Sunday, October 13, 2013
Checkpoint Charlie was the name given by the Western Allies to the best-known Berlin Wall crossing point between East Berlin and West Berlin during the Cold War.
Just past midnight on the night of August 12-13, 1961, trucks with soldiers and construction workers rumbled through East Berlin. While most Berliners were sleeping, these crews began tearing up streets that entered into West Berlin, dug holes to put up concrete posts, and strung barbed wire all across the border between East and West Berlin. Telephone wires between East and West Berlin were also cut.
Berliners were shocked when they woke up that morning. What had once been a very fluid border was now rigid. No longer could East Berliners cross the border for operas, plays, soccer games, etc. No longer could the approximately 60,000 commuters head to West Berlin for well-paying jobs. No longer could families, friends, and lovers cross the border to meet their loved ones.
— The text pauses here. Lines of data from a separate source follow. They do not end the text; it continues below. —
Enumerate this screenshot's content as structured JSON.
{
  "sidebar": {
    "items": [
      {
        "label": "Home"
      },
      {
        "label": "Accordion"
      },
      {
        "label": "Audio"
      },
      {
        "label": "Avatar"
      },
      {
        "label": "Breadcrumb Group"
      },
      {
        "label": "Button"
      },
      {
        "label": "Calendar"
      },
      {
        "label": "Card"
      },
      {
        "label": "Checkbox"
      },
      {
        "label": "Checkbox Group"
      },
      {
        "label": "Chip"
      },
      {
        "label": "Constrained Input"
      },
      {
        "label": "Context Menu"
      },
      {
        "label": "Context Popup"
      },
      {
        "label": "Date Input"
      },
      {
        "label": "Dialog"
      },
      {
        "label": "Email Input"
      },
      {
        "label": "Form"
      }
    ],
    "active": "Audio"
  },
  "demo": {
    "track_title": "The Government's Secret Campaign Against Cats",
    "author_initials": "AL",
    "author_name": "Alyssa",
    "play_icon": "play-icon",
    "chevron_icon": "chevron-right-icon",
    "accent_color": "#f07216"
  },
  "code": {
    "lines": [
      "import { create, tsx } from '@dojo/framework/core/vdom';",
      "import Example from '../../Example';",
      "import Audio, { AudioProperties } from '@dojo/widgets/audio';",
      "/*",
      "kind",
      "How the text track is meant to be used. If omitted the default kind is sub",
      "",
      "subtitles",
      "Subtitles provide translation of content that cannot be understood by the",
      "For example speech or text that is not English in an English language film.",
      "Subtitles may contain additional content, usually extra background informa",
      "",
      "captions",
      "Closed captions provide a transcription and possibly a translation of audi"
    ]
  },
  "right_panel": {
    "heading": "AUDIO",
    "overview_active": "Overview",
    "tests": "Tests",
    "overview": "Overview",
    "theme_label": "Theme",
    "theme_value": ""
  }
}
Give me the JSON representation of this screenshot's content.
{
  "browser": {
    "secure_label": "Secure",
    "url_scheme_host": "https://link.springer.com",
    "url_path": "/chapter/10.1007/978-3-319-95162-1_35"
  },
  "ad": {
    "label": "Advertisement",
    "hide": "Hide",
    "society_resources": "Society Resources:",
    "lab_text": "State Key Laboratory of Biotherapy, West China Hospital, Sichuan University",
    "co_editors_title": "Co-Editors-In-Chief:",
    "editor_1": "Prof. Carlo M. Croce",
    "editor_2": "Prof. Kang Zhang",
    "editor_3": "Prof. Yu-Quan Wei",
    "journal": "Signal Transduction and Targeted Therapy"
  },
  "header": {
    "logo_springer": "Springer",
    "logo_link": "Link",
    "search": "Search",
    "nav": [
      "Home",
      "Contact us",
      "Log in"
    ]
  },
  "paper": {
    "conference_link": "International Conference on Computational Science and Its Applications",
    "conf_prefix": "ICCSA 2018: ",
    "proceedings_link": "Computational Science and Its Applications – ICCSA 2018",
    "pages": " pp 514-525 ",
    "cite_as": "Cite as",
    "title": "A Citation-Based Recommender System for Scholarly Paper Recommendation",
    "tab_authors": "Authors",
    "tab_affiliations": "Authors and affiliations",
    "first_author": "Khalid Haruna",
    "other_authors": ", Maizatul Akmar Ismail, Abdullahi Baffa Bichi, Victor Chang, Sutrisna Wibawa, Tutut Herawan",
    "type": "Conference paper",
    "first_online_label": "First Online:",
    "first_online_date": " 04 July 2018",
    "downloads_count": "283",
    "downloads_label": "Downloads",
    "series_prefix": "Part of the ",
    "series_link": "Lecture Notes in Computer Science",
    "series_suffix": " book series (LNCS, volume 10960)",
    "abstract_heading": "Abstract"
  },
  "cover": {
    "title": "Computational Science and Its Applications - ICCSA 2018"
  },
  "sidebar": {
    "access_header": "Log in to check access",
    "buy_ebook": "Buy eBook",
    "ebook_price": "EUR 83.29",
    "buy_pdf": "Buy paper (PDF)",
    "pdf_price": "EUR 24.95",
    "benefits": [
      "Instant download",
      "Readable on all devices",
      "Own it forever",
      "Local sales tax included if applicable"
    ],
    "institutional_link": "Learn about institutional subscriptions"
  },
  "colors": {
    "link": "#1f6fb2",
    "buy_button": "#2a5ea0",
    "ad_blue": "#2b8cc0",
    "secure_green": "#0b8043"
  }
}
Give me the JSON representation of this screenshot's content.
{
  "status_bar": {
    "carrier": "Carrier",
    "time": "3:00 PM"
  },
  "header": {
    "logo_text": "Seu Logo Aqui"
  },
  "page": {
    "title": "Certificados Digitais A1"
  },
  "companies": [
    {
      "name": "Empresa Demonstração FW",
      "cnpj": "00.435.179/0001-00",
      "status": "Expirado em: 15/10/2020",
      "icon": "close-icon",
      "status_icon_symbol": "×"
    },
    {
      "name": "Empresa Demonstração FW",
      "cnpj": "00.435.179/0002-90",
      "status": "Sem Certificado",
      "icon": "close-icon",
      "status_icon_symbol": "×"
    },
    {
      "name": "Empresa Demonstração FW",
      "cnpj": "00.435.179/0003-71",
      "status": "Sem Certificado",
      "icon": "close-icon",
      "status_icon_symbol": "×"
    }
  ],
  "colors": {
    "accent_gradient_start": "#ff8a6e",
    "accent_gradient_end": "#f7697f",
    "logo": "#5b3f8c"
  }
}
Whichever side of the border one went to sleep on during the night of August 12, they were stuck on that side for decades.
at 5:00 AM